During World War II, librarians and archivists were eagerly recruited not only to gather intelligence from enemy media but also to collect and catalogue manuals and documents while embedded with units on the front lines.
By Kathy Peiss
Oxford, 277 pages, $34.95
On the eve of World War II, when Archibald MacLeish, the Librarian of Congress, announced that his fellow librarians “must become active and not passive agents of the democratic process,” he may not have anticipated just how deeply involved they would become in the fight against fascism.
In Information Hunters, Kathy Peiss, a professor of history at the University of Pennsylvania, invites us into the surprising world of wartime librarians, describing their “mass collecting missions and how they mattered in a cataclysmic war.” The Office of Strategic Services, the forerunner of today’s CIA, eagerly recruited scholars and archivists, both men and women, for war work, favoring men otherwise ineligible for the draft, preferably a “mild 4-F.” It was a peculiar moment in history, when “librarians’ and collectors’ skills, expertise, and aspirations aligned with American military and political objectives” and when the everyday activities of librarians “became fraught with mystery, uncertainty, and even danger.”

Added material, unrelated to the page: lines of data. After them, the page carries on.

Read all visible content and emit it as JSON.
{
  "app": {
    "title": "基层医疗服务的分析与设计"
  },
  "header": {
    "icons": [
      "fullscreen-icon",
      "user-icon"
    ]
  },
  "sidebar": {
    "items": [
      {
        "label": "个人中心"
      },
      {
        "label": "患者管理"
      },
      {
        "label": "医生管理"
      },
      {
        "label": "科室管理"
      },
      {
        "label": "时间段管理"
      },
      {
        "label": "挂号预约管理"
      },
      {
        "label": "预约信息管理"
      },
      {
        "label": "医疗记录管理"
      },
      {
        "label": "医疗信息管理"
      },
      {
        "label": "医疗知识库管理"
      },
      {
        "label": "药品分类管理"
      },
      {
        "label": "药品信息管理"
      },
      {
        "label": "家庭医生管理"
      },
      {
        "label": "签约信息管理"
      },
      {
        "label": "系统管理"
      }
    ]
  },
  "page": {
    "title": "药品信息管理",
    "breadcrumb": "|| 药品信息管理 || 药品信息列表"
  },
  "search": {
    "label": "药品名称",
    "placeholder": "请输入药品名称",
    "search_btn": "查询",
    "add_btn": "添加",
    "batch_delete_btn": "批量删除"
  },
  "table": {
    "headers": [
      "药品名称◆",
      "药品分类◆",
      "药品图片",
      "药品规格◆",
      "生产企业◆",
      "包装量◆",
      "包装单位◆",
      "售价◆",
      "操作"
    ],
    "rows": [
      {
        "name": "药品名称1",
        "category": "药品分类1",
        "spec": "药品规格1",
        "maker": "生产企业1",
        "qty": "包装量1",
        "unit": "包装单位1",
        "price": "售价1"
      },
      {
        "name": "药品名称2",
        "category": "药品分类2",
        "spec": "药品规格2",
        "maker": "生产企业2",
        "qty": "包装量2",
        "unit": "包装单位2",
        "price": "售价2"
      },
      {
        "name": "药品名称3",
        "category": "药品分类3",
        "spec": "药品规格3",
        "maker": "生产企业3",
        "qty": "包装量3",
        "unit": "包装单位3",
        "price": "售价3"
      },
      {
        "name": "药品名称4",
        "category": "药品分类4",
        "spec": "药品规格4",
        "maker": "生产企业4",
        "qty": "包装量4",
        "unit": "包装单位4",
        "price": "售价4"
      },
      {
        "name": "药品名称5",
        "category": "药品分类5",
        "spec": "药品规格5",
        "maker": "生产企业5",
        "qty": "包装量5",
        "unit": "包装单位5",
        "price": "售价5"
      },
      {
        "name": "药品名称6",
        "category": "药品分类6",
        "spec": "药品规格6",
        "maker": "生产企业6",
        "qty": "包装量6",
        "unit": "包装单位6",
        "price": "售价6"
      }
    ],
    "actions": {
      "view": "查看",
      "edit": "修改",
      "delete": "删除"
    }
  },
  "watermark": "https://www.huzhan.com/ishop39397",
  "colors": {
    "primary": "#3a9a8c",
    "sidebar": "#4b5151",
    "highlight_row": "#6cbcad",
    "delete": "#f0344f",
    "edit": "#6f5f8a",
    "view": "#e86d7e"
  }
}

The drama falls into three acts, tracking U.S. involvement in the war. Before the Japanese attack on Pearl Harbor, which prompted Hitler to declare war on the previously neutral United States, American agents had dashed across war-torn Europe inviting curiosity and suspicion from officials of all the belligerent powers. One such agent, moving perilously between the Third Reich and Russia, was questioned in four languages over two days before reaching his destination. Among the most daring was Maria Josepha Meyer, who made audacious sorties through Europe, collecting both fascist and anti-fascist literature, much of it moments before the Gestapo seized it from bookstores. The “petite forty-five-year-old American quietly outmaneuvered German authorities,” Ms. Peiss writes. From occupied France, Meyer reported that the Nazis “consistently foment confusion, spread false news. . . . The outlook is very dark indeed.”
Read on at The Wall Street Journal.